A Sudanese government source says President Omar al-Bashir has stepped down and that consultations are underway to form a transitional council.
Adel Mahjoub Hussein, the Sudanese minister of production and economic resources in North Darfur, told that, “There are consultations to form a military council to take over power after President Bashir stepped down.”
The announcement brought thousands of Sudanese to the center of the capital, Khartoum, cheering in jubilation and chanting anti-Bashir slogans.
Organizers had also arranged for protesters to gather outside the Defense Ministry, where people chanted, “It has fallen, we won,” in an apparent reference to Bashir’s government.
Sudan’s military has said it will make an “important” statement soon. Troops are deployed to key roads and bridges in Khartoum, amid speculation that a coup attempt could be underway against the embattled president after months of anti-government protests across the Northeast African country.
“The armed forces will present an important statement shortly. Be ready for it,” a short notice on state television read, without giving further details.
In a separate development on Thursday, a team of Sudanese soldiers purportedly raided the offices of a group linked to Bashir’s ruling National Congress Party (NCP) in Khartoum. The soldiers raided the offices of the Islamic Movement, the ideological wing of the NCP, on Thursday morning, according to witnesses speaking to AFP.
Sudan has been struggling with protests since December 17 last year, when an anti-government campaign erupted over price hikes and shortages of food and fuel. That initial public display of anger quickly spiraled into calls for the 75-year-old Bashir to resign.
The embattled president declared a state of emergency, dissolved the central government, and replaced state governors with security officials. But the protests did not stop.
Opposition figures have urged the military to help negotiate an end to Bashir’s nearly 30-year rule and a transition to democracy.

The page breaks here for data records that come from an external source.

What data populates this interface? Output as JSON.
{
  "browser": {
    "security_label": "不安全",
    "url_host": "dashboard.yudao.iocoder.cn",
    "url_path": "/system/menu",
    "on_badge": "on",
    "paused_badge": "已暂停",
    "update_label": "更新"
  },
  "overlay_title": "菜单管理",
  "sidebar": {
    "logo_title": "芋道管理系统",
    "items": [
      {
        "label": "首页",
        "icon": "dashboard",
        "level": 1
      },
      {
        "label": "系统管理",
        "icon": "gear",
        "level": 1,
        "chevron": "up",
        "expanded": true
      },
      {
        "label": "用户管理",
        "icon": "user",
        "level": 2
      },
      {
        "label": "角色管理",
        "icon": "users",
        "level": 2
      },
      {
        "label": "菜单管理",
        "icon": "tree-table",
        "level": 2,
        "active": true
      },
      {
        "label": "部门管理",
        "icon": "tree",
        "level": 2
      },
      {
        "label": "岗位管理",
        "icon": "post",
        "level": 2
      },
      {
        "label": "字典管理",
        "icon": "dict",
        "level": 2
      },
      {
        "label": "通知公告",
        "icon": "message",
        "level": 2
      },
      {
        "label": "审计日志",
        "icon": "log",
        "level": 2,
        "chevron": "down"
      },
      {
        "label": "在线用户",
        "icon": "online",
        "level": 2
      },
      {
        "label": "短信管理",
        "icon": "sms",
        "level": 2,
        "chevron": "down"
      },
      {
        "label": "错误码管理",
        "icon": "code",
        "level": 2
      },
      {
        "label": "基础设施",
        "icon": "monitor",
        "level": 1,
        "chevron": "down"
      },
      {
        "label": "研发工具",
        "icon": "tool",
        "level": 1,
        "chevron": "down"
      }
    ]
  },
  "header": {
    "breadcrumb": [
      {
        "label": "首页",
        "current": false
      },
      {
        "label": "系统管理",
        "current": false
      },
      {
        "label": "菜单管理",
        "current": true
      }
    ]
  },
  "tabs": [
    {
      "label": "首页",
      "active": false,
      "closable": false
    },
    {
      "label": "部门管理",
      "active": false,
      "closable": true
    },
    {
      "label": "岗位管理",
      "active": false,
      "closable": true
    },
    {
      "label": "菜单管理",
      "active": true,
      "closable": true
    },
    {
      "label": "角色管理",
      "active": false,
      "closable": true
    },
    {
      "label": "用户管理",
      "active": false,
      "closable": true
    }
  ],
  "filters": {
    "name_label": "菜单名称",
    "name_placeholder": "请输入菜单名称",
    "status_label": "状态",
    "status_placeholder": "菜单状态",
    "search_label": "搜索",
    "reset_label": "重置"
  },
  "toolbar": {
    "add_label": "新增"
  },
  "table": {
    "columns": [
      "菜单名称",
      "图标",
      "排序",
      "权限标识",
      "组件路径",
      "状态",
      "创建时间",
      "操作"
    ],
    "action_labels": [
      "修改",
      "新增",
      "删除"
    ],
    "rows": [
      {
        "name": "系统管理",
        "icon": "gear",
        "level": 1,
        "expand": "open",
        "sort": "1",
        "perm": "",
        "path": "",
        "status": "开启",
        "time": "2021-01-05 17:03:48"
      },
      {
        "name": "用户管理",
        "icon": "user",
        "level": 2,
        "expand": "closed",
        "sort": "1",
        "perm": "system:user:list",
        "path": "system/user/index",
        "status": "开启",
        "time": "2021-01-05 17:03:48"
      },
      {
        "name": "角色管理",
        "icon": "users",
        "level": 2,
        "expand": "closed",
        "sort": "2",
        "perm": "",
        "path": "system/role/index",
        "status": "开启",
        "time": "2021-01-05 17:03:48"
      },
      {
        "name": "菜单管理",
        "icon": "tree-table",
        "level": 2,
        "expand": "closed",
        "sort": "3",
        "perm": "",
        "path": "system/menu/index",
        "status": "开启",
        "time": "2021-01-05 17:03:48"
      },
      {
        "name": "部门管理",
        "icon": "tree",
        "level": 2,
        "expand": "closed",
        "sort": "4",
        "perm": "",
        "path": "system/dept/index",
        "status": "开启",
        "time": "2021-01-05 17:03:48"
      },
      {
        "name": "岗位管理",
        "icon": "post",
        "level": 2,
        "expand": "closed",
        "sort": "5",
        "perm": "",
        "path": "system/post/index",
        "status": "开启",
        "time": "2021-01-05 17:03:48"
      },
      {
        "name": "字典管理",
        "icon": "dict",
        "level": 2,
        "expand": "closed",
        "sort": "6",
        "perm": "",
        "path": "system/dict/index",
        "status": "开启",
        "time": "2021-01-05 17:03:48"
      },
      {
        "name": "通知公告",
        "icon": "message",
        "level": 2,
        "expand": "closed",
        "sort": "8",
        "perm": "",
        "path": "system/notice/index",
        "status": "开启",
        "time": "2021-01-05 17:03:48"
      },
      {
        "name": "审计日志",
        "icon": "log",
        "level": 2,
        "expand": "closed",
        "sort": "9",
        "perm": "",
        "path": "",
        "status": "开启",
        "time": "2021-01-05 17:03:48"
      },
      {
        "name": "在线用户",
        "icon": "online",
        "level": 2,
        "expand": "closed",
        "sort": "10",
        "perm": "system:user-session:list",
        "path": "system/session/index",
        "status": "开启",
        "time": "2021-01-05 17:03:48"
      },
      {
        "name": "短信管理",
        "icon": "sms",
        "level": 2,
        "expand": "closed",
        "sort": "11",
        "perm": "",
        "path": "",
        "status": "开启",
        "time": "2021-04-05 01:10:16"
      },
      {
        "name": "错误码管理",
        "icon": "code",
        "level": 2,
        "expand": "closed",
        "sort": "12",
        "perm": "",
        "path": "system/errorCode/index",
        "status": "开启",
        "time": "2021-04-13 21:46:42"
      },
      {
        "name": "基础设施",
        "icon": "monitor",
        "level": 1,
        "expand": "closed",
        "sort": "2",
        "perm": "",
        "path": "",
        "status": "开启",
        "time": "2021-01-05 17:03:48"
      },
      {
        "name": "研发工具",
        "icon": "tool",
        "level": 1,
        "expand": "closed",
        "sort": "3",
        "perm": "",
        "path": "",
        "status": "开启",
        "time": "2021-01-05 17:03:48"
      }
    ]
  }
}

Bashir is wanted by the International Criminal Court (ICC) over his alleged role in genocide in the Darfur region. He denies having had a role.